31 July 2012
Theater Shootings and Patient Confidentiality
Defense lawyers are arguing that prosecutors should be denied access to a package that theater shooter James Holmes sent to his psychiatrist. The matter did not come up at Monday's hearing, which was occupied with the state filing more than 100 charges against Holmes. Two murder charges were filed for each of the 12 who died.
A far more interesting question than whether the package is kept private is did his psychiatrist have any idea of what Holmes planned to do. If she did, should she have been obligated to inform authorities? Records showing how many times Dr. Lynne Fenton met with Holmes are sealed.
Even if she had reported his aberrant behavior, earlier massacre incident investigations have shown that would have been no guarantee that he would have been committed or taken from the public population in some way or even removed from the university.

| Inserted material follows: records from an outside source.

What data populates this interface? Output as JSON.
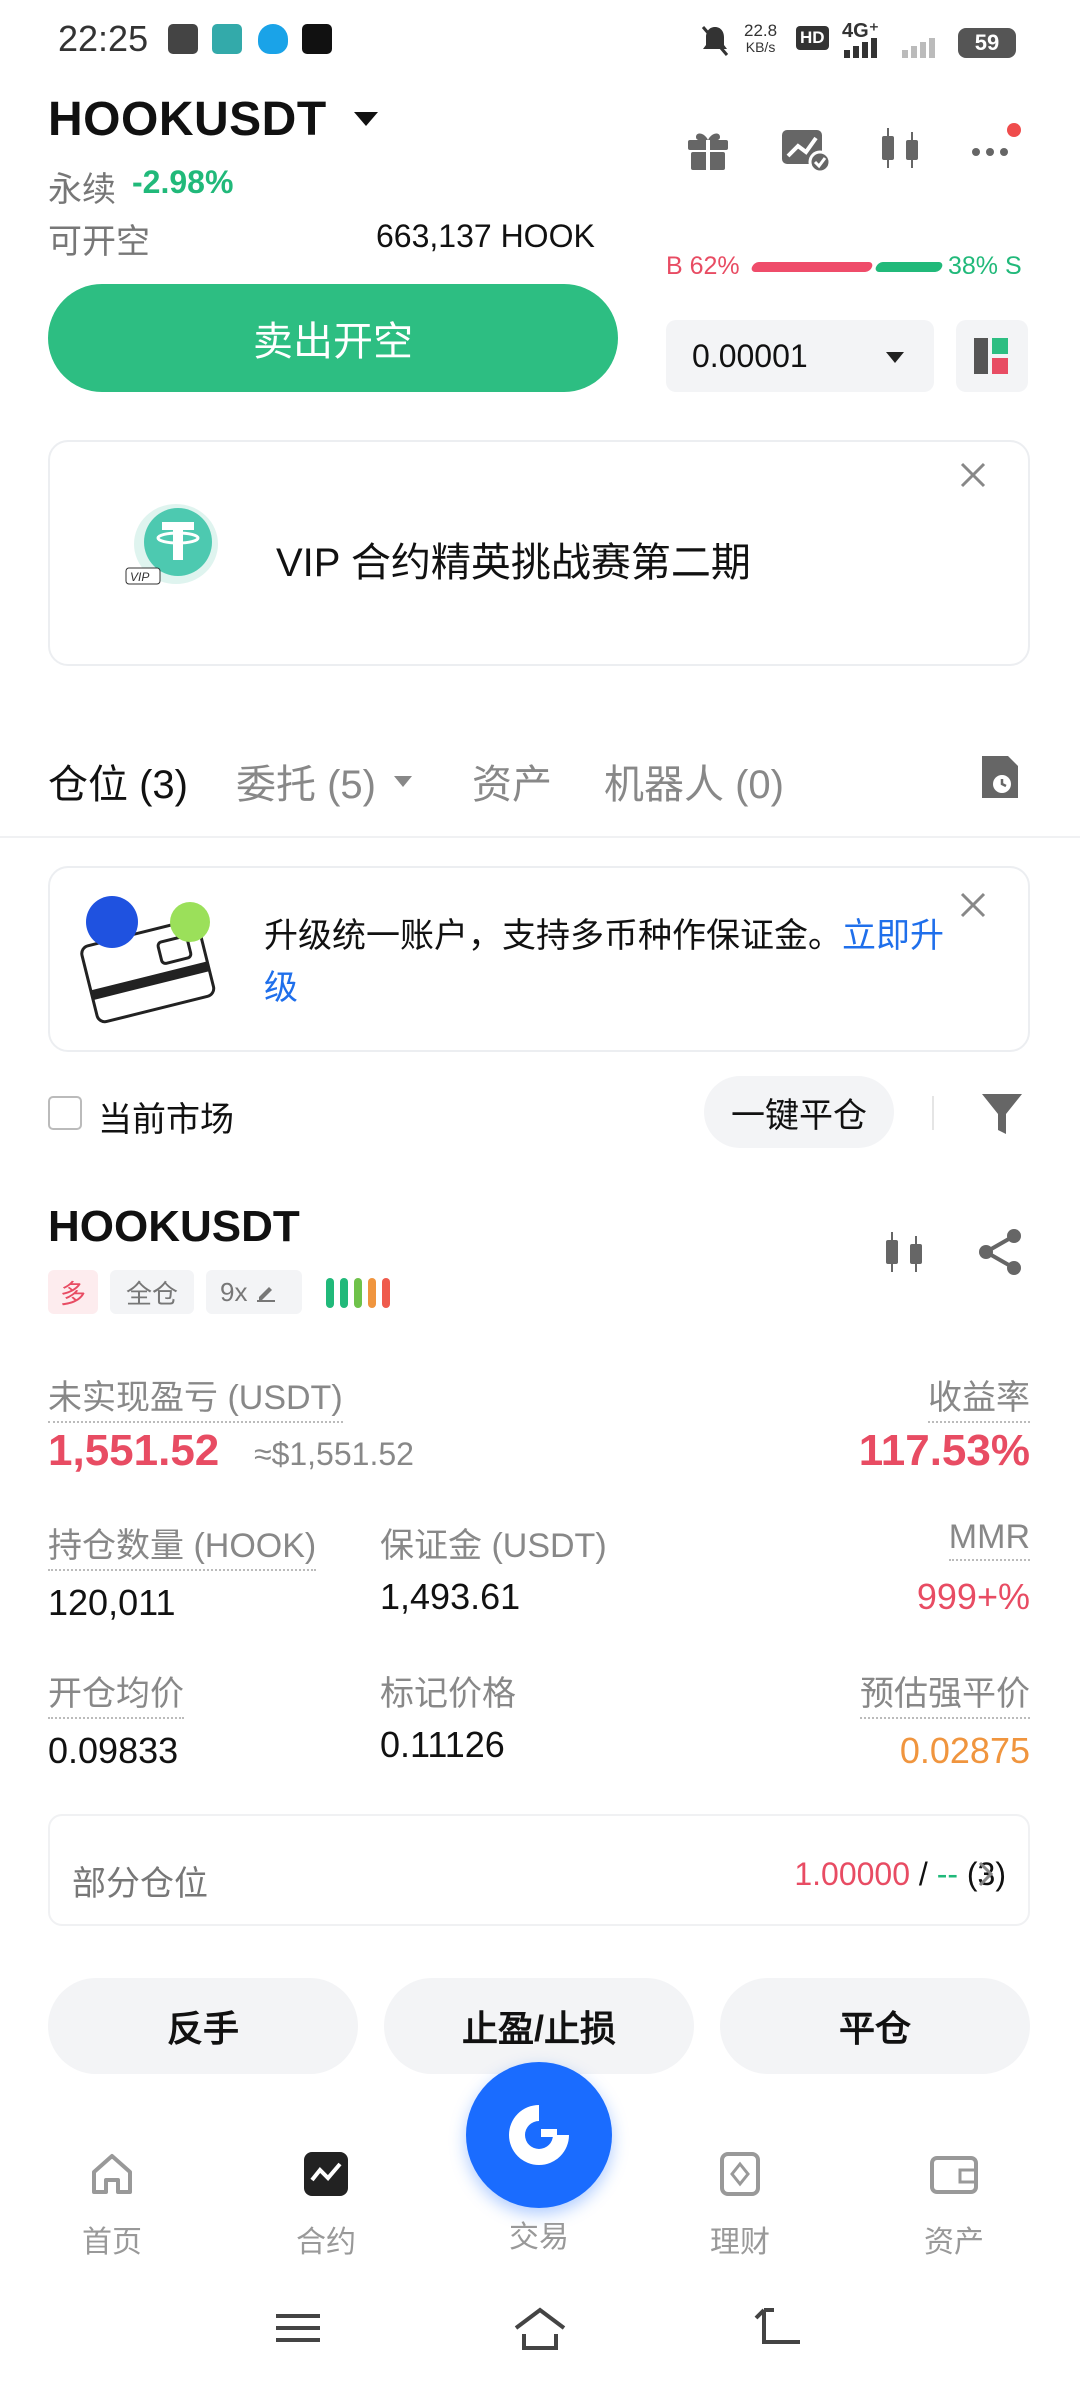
{
  "status_bar": {
    "time": "22:25",
    "net_speed": "22.8",
    "net_unit": "KB/s",
    "hd": "HD",
    "network": "4G⁺",
    "battery": "59"
  },
  "header": {
    "symbol": "HOOKUSDT",
    "contract_type": "永续",
    "change": "-2.98%",
    "short_label": "可开空",
    "short_amount": "663,137 HOOK",
    "sell_button": "卖出开空",
    "buy_ratio": "B 62%",
    "sell_ratio": "38% S",
    "precision": "0.00001"
  },
  "vip_banner": {
    "badge": "VIP",
    "text": "VIP 合约精英挑战赛第二期"
  },
  "tabs": [
    {
      "label": "仓位 (3)"
    },
    {
      "label": "委托 (5)"
    },
    {
      "label": "资产"
    },
    {
      "label": "机器人 (0)"
    }
  ],
  "upgrade_banner": {
    "text": "升级统一账户，支持多币种作保证金。",
    "link": "立即升级"
  },
  "filters": {
    "current_market": "当前市场",
    "close_all": "一键平仓"
  },
  "position": {
    "symbol": "HOOKUSDT",
    "side": "多",
    "margin_mode": "全仓",
    "leverage": "9x",
    "unrealized_pnl_label": "未实现盈亏 (USDT)",
    "unrealized_pnl": "1,551.52",
    "unrealized_pnl_usd": "≈$1,551.52",
    "roe_label": "收益率",
    "roe": "117.53%",
    "size_label": "持仓数量 (HOOK)",
    "size": "120,011",
    "margin_label": "保证金 (USDT)",
    "margin": "1,493.61",
    "mmr_label": "MMR",
    "mmr": "999+%",
    "entry_label": "开仓均价",
    "entry": "0.09833",
    "mark_label": "标记价格",
    "mark": "0.11126",
    "liq_label": "预估强平价",
    "liq": "0.02875",
    "partial_label": "部分仓位",
    "partial_value": "1.00000",
    "partial_sep": " / ",
    "partial_dash": "--",
    "partial_count": " (3)",
    "buttons": {
      "reverse": "反手",
      "tpsl": "止盈/止损",
      "close": "平仓"
    }
  },
  "bottom_nav": [
    {
      "label": "首页",
      "icon": "home-icon"
    },
    {
      "label": "合约",
      "icon": "futures-icon"
    },
    {
      "label": "交易",
      "icon": "trade-icon"
    },
    {
      "label": "理财",
      "icon": "earn-icon"
    },
    {
      "label": "资产",
      "icon": "wallet-icon"
    }
  ],
  "colors": {
    "green": "#2dbe82",
    "red": "#e84c63",
    "orange": "#f0953e",
    "blue": "#1a6cff"
  }
}
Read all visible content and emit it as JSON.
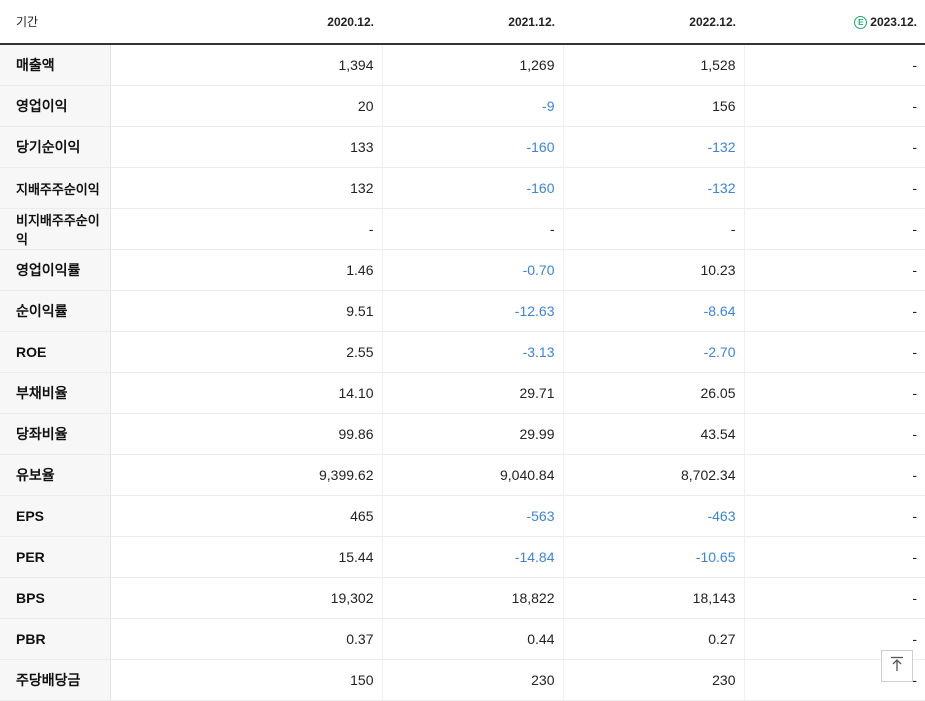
{
  "header": {
    "period_label": "기간",
    "years": [
      "2020.12.",
      "2021.12.",
      "2022.12.",
      "2023.12."
    ],
    "estimate_badge": "E"
  },
  "rows": [
    {
      "label": "매출액",
      "values": [
        "1,394",
        "1,269",
        "1,528",
        "-"
      ]
    },
    {
      "label": "영업이익",
      "values": [
        "20",
        "-9",
        "156",
        "-"
      ]
    },
    {
      "label": "당기순이익",
      "values": [
        "133",
        "-160",
        "-132",
        "-"
      ]
    },
    {
      "label": "지배주주순이익",
      "values": [
        "132",
        "-160",
        "-132",
        "-"
      ]
    },
    {
      "label": "비지배주주순이익",
      "values": [
        "-",
        "-",
        "-",
        "-"
      ]
    },
    {
      "label": "영업이익률",
      "values": [
        "1.46",
        "-0.70",
        "10.23",
        "-"
      ]
    },
    {
      "label": "순이익률",
      "values": [
        "9.51",
        "-12.63",
        "-8.64",
        "-"
      ]
    },
    {
      "label": "ROE",
      "values": [
        "2.55",
        "-3.13",
        "-2.70",
        "-"
      ]
    },
    {
      "label": "부채비율",
      "values": [
        "14.10",
        "29.71",
        "26.05",
        "-"
      ]
    },
    {
      "label": "당좌비율",
      "values": [
        "99.86",
        "29.99",
        "43.54",
        "-"
      ]
    },
    {
      "label": "유보율",
      "values": [
        "9,399.62",
        "9,040.84",
        "8,702.34",
        "-"
      ]
    },
    {
      "label": "EPS",
      "values": [
        "465",
        "-563",
        "-463",
        "-"
      ]
    },
    {
      "label": "PER",
      "values": [
        "15.44",
        "-14.84",
        "-10.65",
        "-"
      ]
    },
    {
      "label": "BPS",
      "values": [
        "19,302",
        "18,822",
        "18,143",
        "-"
      ]
    },
    {
      "label": "PBR",
      "values": [
        "0.37",
        "0.44",
        "0.27",
        "-"
      ]
    },
    {
      "label": "주당배당금",
      "values": [
        "150",
        "230",
        "230",
        "-"
      ]
    }
  ],
  "colors": {
    "negative": "#3b84d9",
    "estimate": "#20a96a"
  },
  "scroll_top_icon": "arrow-up-to-line-icon"
}
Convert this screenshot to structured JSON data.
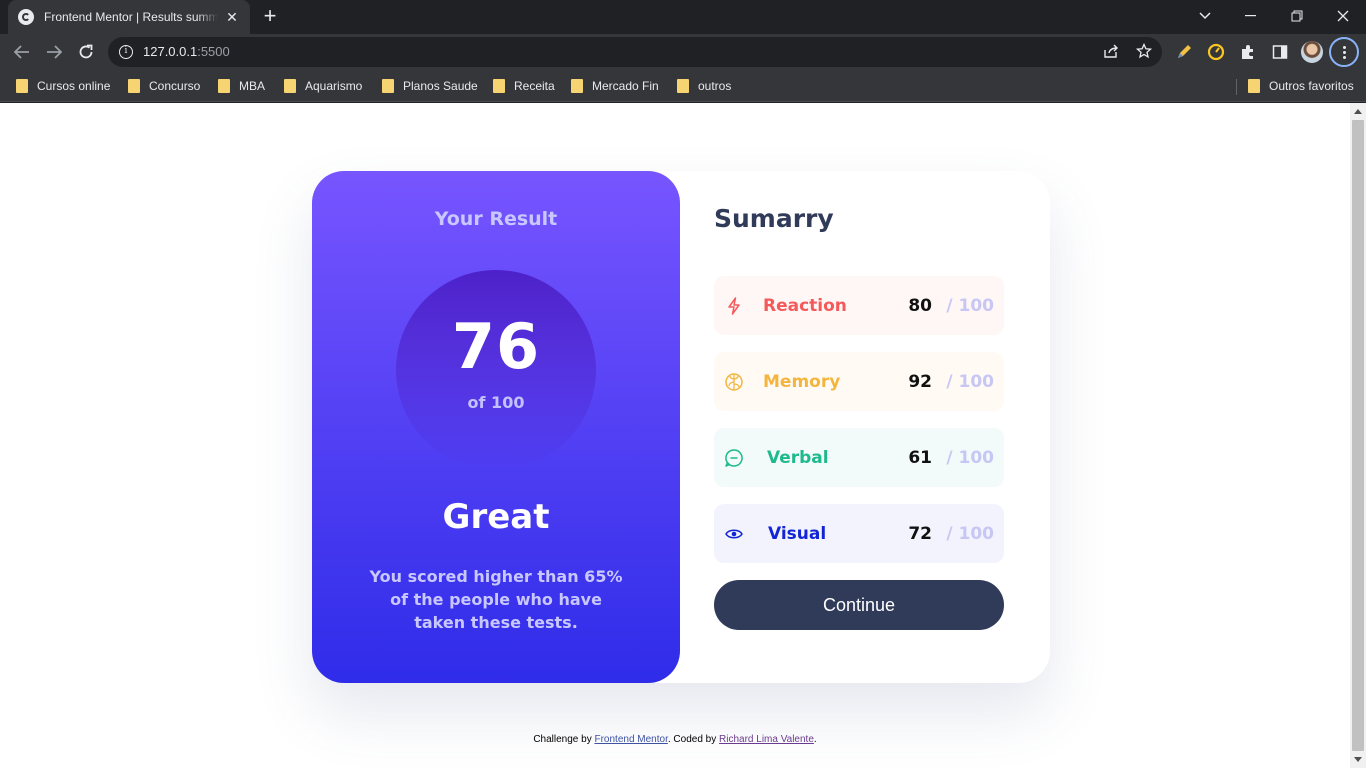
{
  "browser": {
    "tab": {
      "title": "Frontend Mentor | Results summary component"
    },
    "omnibox": {
      "host": "127.0.0.1",
      "port": ":5500"
    },
    "bookmarks": [
      "Cursos online",
      "Concurso",
      "MBA",
      "Aquarismo",
      "Planos Saude",
      "Receita",
      "Mercado Fin",
      "outros"
    ],
    "other_bookmarks": "Outros favoritos"
  },
  "result": {
    "title": "Your Result",
    "score": "76",
    "of": "of 100",
    "rating": "Great",
    "description": "You scored higher than 65% of the people who have taken these tests."
  },
  "summary": {
    "title": "Sumarry",
    "items": [
      {
        "label": "Reaction",
        "value": "80",
        "max": "/ 100",
        "icon": "lightning-icon",
        "color": "#f55a5a",
        "bg": "#fff6f6"
      },
      {
        "label": "Memory",
        "value": "92",
        "max": "/ 100",
        "icon": "brain-icon",
        "color": "#f4b53f",
        "bg": "#fffbf4"
      },
      {
        "label": "Verbal",
        "value": "61",
        "max": "/ 100",
        "icon": "chat-bubble-icon",
        "color": "#1eb98c",
        "bg": "#f2fbfa"
      },
      {
        "label": "Visual",
        "value": "72",
        "max": "/ 100",
        "icon": "eye-icon",
        "color": "#1125d6",
        "bg": "#f3f3fd"
      }
    ],
    "button": "Continue"
  },
  "attribution": {
    "prefix": "Challenge by",
    "link1": "Frontend Mentor",
    "middle": ". Coded by",
    "link2": "Richard Lima Valente",
    "suffix": "."
  }
}
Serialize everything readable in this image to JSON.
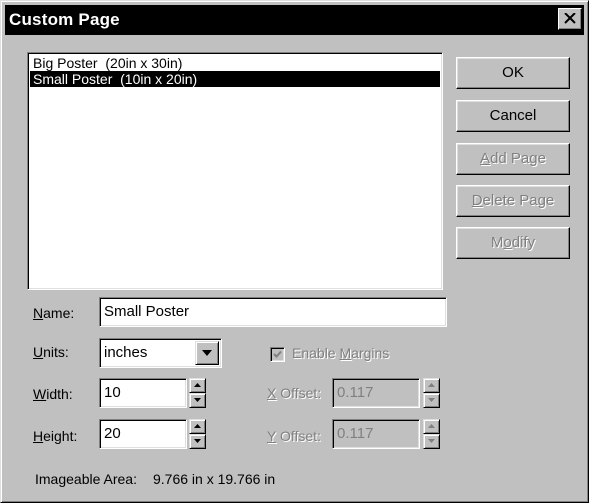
{
  "dialog": {
    "title": "Custom Page",
    "close_icon": "close-icon"
  },
  "pages_list": {
    "items": [
      {
        "label": "Big Poster  (20in x 30in)",
        "selected": false
      },
      {
        "label": "Small Poster  (10in x 20in)",
        "selected": true
      }
    ]
  },
  "buttons": {
    "ok": "OK",
    "cancel": "Cancel",
    "add_page": {
      "pre": "",
      "key": "A",
      "post": "dd Page"
    },
    "delete_page": {
      "pre": "",
      "key": "D",
      "post": "elete Page"
    },
    "modify": {
      "pre": "M",
      "key": "o",
      "post": "dify"
    }
  },
  "form": {
    "name": {
      "pre": "",
      "key": "N",
      "post": "ame:",
      "value": "Small Poster"
    },
    "units": {
      "pre": "",
      "key": "U",
      "post": "nits:",
      "value": "inches"
    },
    "width": {
      "pre": "",
      "key": "W",
      "post": "idth:",
      "value": "10"
    },
    "height": {
      "pre": "",
      "key": "H",
      "post": "eight:",
      "value": "20"
    },
    "enable_margins": {
      "pre": "Enable ",
      "key": "M",
      "post": "argins",
      "checked": true
    },
    "x_offset": {
      "pre": "",
      "key": "X",
      "post": " Offset:",
      "value": "0.117"
    },
    "y_offset": {
      "pre": "",
      "key": "Y",
      "post": " Offset:",
      "value": "0.117"
    },
    "imageable_area": {
      "label": "Imageable Area:",
      "value": "9.766 in x 19.766 in"
    }
  }
}
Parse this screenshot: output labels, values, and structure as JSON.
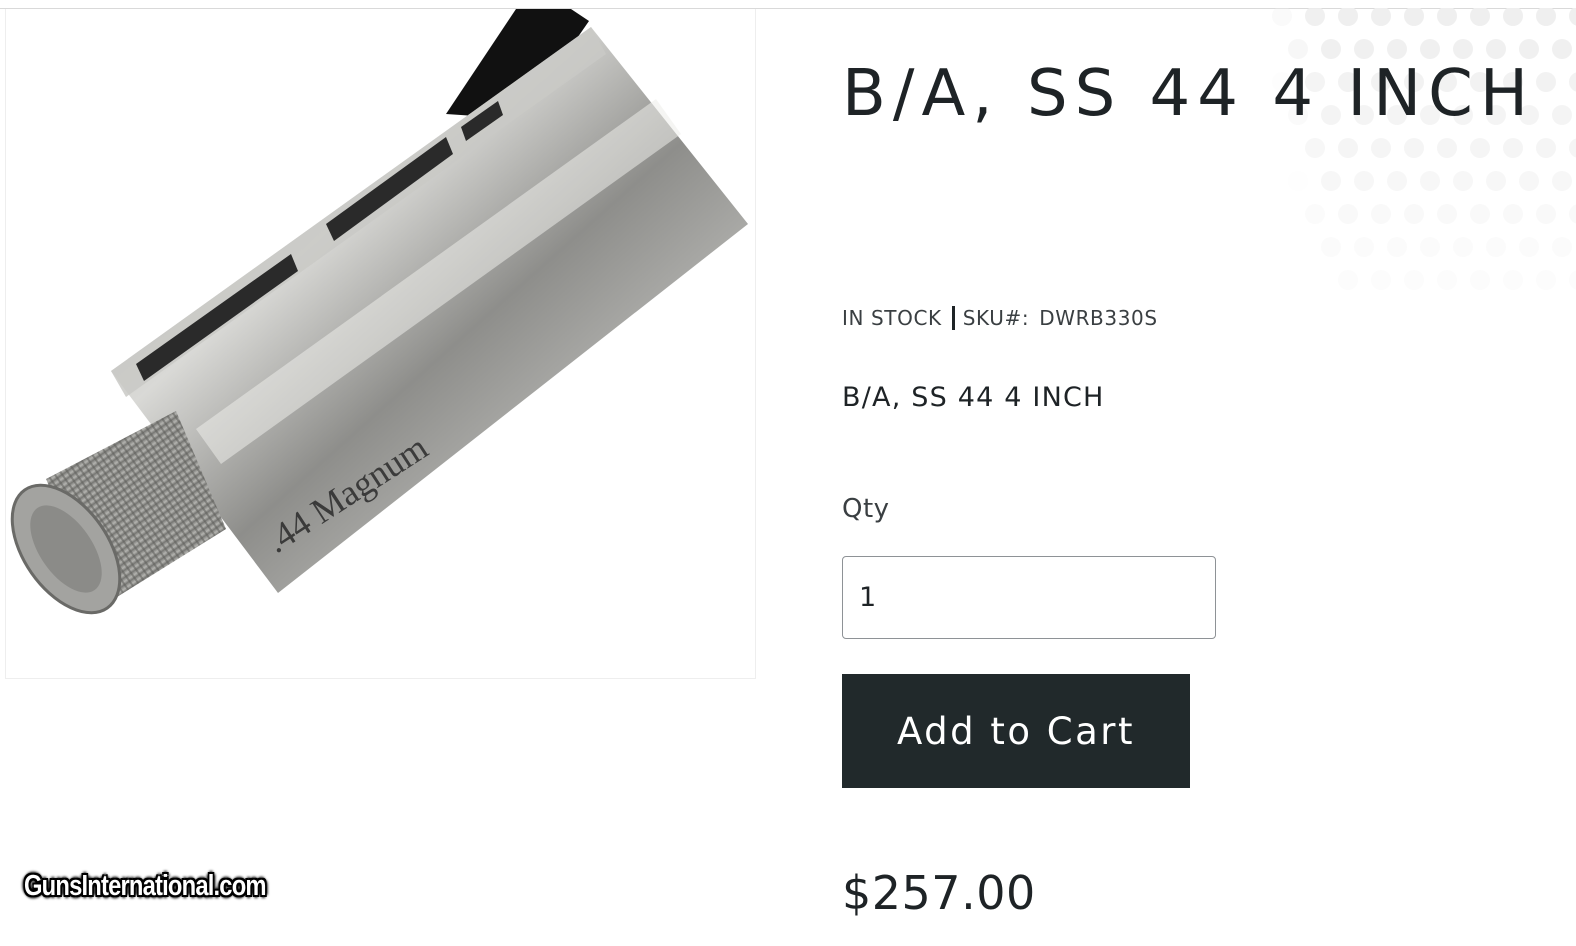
{
  "product": {
    "title": "B/A, SS 44 4 INCH",
    "stock_status": "IN STOCK",
    "sku_label": "SKU#:",
    "sku_value": "DWRB330S",
    "description": "B/A, SS 44 4 INCH",
    "image_engraving": ".44 Magnum",
    "image_icon": "revolver-barrel-image"
  },
  "purchase": {
    "qty_label": "Qty",
    "qty_value": "1",
    "add_to_cart_label": "Add to Cart",
    "price": "$257.00"
  },
  "watermark": {
    "text": "GunsInternational.com"
  },
  "colors": {
    "button_bg": "#21292b",
    "button_text": "#ffffff",
    "text_primary": "#1e2326",
    "input_border": "#8e9296"
  }
}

Therefore, the shootings might have occurred despite investigations.
Privacy laws in particular can make it difficult for everyone involved in a case to see all the relevant data. Also, it is expected that doctors' assessments of patients will be based on reasonable science, rather than reporting someone without a real basis for violating confidentiality.
Doctors also are in the risk assessment business. Ignoring the potential for a lawsuit could be costly. Only very narrow exceptions are allowed to laws guaranteeing confidentiality to doctor-patient relations. Child abuse and domestic violence allow exceptions to the confidentiality rule. In other cases, the issue varies from state-to-state.
In this case, virtually nothing is known of the meetings between Fenton and Holmes. That includes how many times they met, and whether she had made a diagnosis. In some cases, courts have held that a doctor would have an obligation to notify authorities only if a specific person were threatened.
In other cases, a threat to any third party was held to be enough to require notifying law enforcement if it appeared real.